After decades of dating and hooking up with guys who don’t care about my needs or orgasms, I’ve gotten pretty good at spotting “selfish dude” red flags. My Tinder firewall is superstrong, and I always come out of hookups now feeling respected, satisfied, and empowered instead of bitter, ashamed, or gross. And when this sweet Belgian dude passed through town and role-modeled a healthy way to approach sleeping with someone (in the literal sense), I vowed to use this same approach to getting a good night’s rest. So many men in the past have left my bed early to get a good night’s sleep and I’d always felt so hurt. But this guy modeled how to do it in a way that’s kind. He said he wanted to stay, acknowledged that he might hurt my feelings, and then said, “But this is what I gotta do, babe.” It’s a good example of exercising self-care while being thoughtful. Men and women can really learn a lot from each other if we start to see that both of our approaches are right.
I’ll still let men stay over when I want them to, but now I make sure to ask myself whether I really want them to. If the answer is no or even nah, I tell them why I can’t and don’t worry about it. Their possible feelings of rejection aren’t about me. And the older I get, the more I recognize it’s not my job to manage men’s feelings. They’re not little boys. They’re grown-ass men. (And maybe grown-ass men who want some shut-eye too.)

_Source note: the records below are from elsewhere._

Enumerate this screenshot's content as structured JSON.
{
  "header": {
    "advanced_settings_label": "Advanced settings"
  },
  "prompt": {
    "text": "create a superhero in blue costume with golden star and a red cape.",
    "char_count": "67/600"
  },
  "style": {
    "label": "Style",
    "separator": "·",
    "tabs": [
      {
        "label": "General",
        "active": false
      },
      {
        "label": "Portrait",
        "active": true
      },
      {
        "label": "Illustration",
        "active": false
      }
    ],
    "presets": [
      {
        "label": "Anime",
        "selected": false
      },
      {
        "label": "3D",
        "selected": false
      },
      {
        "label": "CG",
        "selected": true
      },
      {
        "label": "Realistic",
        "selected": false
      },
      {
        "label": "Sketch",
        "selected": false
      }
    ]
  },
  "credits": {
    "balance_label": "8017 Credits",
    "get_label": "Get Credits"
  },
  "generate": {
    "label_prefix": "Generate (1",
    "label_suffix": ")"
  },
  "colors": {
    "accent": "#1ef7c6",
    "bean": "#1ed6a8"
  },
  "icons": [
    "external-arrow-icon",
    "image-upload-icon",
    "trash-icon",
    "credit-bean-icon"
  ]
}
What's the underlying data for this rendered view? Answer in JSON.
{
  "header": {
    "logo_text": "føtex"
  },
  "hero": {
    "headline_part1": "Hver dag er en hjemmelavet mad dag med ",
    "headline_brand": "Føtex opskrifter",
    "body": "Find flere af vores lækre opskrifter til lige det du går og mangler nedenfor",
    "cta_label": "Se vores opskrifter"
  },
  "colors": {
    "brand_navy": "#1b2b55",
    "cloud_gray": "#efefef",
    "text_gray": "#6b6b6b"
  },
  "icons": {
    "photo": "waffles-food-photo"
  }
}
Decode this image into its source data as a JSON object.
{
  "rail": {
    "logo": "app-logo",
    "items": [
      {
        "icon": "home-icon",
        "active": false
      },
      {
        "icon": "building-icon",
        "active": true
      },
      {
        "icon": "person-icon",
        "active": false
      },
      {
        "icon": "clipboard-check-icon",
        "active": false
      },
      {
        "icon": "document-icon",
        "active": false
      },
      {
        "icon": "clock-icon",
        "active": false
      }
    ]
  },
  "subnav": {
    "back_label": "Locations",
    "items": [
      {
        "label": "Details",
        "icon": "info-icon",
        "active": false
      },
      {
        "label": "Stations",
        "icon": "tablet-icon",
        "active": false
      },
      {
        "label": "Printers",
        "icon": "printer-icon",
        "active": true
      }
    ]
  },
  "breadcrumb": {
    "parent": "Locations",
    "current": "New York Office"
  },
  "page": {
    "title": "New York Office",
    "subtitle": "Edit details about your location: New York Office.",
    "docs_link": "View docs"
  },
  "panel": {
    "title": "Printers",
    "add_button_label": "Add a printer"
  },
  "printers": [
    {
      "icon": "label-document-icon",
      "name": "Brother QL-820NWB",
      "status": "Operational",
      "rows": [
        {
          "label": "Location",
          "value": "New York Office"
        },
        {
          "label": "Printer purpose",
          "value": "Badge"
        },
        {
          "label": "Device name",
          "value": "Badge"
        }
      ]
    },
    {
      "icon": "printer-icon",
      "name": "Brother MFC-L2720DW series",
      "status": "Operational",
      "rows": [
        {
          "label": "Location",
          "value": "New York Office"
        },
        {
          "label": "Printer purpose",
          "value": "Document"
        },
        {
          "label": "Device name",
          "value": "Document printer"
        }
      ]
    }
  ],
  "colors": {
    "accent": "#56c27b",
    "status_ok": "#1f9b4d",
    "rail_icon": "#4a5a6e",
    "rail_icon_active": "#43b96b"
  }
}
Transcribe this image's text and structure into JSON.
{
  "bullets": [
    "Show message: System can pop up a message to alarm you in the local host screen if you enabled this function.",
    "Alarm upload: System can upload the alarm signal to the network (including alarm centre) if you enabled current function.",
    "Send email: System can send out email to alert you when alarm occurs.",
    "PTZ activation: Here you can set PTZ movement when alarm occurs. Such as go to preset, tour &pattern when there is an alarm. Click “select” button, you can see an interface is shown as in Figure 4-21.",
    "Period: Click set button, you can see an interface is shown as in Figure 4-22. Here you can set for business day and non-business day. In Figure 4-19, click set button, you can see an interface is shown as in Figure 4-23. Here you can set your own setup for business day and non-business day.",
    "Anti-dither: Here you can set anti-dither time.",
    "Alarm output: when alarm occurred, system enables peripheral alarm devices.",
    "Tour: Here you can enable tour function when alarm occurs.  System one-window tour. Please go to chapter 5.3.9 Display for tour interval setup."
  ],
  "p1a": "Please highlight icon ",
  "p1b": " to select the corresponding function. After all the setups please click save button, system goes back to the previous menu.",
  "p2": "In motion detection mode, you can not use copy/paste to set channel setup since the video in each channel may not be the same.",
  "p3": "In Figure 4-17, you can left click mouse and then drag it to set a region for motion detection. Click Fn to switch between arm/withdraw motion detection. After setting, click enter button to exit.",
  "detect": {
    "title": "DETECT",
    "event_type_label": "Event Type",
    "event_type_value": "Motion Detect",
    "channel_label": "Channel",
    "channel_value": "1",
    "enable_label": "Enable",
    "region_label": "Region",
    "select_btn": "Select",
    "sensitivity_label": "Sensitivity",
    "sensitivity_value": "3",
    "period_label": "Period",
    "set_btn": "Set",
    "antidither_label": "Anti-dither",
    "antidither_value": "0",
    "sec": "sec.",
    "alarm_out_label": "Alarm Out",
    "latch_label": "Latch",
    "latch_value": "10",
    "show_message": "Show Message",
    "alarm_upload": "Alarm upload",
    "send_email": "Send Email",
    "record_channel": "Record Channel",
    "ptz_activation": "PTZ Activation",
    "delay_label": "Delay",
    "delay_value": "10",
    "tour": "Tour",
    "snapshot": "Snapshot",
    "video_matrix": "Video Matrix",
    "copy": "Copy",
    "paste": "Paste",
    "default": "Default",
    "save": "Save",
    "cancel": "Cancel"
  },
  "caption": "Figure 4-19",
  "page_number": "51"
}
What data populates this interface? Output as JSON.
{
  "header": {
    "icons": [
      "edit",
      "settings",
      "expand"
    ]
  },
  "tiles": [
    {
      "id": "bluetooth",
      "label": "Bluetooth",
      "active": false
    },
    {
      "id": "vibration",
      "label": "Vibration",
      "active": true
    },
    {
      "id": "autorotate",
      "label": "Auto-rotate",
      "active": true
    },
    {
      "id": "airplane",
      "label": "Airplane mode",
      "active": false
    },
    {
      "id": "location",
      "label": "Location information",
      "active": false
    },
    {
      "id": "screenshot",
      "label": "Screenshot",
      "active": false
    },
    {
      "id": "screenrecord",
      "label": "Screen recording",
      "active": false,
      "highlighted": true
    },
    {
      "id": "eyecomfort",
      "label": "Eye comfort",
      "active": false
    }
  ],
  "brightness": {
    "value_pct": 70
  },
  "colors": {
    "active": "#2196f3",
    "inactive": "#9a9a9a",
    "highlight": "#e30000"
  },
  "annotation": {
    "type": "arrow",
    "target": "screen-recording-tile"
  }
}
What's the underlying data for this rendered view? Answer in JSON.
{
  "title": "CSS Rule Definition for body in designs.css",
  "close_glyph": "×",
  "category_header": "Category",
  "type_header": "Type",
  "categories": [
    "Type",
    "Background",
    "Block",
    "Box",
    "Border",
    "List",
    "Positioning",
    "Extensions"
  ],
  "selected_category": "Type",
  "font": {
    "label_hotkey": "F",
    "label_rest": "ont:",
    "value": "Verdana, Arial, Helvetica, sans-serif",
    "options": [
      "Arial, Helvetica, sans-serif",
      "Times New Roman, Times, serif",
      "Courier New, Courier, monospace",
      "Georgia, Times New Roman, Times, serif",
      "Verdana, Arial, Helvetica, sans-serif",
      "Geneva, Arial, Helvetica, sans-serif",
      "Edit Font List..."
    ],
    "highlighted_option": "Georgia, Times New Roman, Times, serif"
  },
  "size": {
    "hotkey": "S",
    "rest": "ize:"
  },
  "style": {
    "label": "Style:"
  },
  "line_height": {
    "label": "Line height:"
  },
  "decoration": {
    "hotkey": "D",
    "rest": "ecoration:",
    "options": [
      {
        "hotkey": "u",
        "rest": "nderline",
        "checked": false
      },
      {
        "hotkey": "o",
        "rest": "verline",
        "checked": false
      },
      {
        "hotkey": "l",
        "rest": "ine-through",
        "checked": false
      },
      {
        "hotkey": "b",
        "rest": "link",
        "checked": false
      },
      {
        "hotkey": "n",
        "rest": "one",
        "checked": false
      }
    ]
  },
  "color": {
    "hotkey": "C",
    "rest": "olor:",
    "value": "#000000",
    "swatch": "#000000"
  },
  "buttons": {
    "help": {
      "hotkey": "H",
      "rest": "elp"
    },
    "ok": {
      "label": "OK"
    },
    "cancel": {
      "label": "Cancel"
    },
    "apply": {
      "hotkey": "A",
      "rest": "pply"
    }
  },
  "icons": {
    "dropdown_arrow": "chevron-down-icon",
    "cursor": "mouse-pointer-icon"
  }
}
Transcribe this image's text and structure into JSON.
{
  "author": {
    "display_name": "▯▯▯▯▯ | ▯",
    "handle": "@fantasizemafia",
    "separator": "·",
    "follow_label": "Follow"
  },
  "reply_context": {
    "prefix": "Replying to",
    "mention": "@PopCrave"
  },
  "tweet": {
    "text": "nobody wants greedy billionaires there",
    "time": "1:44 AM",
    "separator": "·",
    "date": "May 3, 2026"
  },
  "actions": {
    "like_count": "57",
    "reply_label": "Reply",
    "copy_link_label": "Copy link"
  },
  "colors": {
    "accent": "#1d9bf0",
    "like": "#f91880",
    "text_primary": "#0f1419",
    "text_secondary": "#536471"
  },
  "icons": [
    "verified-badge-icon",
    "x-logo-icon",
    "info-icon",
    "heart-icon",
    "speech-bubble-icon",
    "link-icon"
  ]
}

On some level, I guess one way I know whether I really do like a guy or not is if I let him sleep in my bed now. Before, I’d let just about anyone, donkey kicks and all. But now, to get between not only my legs but also my sheets, you have to be pretty damn special.
By Melanie Hamlett (a comedian, writer, and storyteller from New York City who’s now living in Europe)